= BRIEF =
Your response should contain each line of the data that includes "coin".

━━━━━ INPUT MATERIAL

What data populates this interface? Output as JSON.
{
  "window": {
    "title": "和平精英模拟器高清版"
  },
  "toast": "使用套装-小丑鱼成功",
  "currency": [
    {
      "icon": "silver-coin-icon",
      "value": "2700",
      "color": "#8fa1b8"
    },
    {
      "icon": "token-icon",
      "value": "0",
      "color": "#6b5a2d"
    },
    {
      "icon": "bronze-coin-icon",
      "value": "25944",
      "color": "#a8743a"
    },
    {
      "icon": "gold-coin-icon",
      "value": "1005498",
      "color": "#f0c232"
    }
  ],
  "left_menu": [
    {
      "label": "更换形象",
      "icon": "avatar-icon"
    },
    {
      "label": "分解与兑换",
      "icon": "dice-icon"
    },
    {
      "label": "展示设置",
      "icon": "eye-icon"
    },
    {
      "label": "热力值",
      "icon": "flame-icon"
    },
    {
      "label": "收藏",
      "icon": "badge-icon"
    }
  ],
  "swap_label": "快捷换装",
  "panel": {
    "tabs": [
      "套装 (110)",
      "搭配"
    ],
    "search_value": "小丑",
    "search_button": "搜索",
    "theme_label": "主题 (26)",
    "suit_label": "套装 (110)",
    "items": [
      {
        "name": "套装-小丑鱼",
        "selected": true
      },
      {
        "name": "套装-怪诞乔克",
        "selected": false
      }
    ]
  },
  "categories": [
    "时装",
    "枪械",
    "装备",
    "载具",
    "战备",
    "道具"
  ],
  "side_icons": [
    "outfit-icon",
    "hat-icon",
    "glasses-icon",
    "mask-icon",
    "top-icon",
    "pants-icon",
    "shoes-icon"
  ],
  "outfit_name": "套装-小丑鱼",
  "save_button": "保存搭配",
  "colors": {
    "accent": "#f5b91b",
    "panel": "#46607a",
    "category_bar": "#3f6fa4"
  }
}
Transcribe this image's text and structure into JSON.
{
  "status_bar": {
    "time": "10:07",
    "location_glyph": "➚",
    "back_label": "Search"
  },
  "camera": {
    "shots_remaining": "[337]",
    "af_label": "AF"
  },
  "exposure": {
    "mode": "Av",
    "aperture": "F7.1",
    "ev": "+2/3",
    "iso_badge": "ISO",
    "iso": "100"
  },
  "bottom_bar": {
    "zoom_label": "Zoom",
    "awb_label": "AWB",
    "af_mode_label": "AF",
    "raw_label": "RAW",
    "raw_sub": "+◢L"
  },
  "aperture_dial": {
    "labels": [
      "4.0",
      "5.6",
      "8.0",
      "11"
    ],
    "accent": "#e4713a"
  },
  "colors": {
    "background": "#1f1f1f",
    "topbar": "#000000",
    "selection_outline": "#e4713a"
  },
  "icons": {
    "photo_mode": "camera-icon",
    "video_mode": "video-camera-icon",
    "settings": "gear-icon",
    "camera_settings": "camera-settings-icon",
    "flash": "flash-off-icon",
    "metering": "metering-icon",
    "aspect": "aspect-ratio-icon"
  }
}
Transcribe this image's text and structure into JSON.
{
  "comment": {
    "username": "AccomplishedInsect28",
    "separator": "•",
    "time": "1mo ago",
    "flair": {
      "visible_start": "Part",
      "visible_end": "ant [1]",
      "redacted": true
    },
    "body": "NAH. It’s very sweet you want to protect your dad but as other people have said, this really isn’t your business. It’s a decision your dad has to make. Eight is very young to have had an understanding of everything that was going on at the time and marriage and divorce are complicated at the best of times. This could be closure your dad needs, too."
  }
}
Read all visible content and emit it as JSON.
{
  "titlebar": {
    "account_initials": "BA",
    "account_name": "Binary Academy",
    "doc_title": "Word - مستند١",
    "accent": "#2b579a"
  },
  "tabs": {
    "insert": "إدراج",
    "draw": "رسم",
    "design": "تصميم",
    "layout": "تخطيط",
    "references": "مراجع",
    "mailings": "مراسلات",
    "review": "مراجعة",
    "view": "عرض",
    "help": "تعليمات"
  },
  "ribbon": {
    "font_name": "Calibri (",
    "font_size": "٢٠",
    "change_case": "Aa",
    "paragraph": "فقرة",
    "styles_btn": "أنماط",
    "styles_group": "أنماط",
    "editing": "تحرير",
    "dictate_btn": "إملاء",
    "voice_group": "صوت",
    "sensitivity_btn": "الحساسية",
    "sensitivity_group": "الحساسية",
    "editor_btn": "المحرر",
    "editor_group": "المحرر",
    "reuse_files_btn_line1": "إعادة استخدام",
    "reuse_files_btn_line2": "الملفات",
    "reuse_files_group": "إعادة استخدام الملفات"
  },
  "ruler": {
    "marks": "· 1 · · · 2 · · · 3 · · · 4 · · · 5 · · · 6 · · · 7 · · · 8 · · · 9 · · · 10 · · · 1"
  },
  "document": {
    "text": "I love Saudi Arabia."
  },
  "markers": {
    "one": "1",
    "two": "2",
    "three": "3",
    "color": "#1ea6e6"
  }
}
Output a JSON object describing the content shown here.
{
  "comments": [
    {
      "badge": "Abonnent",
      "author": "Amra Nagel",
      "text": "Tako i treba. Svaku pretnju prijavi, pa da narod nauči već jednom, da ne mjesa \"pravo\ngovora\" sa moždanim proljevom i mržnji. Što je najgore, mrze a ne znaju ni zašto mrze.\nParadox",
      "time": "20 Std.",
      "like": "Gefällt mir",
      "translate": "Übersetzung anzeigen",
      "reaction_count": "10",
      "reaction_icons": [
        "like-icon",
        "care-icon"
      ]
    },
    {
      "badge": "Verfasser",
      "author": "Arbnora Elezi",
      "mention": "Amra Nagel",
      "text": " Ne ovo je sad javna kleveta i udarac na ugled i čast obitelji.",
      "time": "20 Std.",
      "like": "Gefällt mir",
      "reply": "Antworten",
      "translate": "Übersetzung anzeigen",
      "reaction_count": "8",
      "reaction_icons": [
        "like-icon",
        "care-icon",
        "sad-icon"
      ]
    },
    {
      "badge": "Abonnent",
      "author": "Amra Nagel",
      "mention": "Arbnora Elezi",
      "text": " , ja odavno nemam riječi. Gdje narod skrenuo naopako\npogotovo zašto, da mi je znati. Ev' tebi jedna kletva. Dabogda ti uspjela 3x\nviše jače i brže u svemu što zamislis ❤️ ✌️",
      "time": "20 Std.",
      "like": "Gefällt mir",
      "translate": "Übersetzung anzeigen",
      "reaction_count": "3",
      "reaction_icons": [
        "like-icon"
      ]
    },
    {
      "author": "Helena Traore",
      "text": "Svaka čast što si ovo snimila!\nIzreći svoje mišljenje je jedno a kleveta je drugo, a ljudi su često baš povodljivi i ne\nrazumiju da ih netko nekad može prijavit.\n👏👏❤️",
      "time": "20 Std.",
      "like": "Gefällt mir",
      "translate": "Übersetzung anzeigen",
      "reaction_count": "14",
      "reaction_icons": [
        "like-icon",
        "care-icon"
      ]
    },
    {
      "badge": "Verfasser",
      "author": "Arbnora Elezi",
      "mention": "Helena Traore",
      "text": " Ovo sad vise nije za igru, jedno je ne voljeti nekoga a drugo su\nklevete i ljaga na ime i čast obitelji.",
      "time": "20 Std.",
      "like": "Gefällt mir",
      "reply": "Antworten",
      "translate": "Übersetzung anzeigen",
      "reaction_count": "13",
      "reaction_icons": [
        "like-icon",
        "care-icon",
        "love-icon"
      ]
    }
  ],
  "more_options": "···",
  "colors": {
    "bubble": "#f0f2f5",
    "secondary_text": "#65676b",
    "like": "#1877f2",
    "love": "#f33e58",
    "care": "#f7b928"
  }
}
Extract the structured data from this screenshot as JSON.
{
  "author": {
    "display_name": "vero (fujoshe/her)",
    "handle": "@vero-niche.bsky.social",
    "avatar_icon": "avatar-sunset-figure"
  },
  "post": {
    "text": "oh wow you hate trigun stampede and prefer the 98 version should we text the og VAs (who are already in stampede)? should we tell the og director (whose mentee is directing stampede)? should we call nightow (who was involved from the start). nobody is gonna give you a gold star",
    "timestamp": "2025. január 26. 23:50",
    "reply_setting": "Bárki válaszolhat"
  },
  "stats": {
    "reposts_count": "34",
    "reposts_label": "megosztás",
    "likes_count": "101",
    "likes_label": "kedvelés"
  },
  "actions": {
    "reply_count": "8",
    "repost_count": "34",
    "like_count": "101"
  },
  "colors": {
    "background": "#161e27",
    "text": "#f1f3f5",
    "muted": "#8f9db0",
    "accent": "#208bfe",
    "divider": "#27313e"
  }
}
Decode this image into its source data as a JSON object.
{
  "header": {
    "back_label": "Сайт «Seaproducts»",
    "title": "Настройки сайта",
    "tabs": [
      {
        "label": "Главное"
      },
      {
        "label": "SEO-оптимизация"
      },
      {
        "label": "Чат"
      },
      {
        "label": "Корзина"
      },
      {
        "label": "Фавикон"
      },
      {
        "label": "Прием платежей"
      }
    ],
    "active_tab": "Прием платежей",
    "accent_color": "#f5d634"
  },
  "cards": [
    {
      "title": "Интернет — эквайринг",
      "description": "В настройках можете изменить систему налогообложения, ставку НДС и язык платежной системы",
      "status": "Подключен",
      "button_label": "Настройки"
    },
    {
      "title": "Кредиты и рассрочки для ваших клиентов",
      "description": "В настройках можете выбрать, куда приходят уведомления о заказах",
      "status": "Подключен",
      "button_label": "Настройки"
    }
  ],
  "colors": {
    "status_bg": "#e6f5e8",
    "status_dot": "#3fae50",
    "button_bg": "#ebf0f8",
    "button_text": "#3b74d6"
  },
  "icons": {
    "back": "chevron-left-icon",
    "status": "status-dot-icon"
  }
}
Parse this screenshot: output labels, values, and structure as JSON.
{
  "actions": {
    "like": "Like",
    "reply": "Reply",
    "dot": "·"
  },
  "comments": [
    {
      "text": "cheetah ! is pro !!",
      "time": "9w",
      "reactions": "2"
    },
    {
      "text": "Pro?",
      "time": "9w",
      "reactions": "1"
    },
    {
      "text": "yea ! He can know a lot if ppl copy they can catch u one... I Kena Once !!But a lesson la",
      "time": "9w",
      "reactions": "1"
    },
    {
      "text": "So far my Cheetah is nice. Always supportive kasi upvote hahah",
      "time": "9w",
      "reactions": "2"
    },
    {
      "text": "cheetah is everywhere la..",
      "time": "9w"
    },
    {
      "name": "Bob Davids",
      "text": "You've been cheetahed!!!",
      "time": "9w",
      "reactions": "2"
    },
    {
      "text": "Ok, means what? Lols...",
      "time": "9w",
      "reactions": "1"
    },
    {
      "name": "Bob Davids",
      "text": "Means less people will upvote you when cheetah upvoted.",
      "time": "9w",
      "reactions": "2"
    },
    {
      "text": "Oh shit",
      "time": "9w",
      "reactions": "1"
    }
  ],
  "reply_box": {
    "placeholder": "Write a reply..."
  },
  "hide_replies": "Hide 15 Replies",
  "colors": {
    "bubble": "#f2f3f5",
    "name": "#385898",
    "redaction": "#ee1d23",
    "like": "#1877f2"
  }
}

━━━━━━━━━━

= RESPONSE TO THIS TASK =
      "icon": "silver-coin-icon",
      "icon": "bronze-coin-icon",
      "icon": "gold-coin-icon",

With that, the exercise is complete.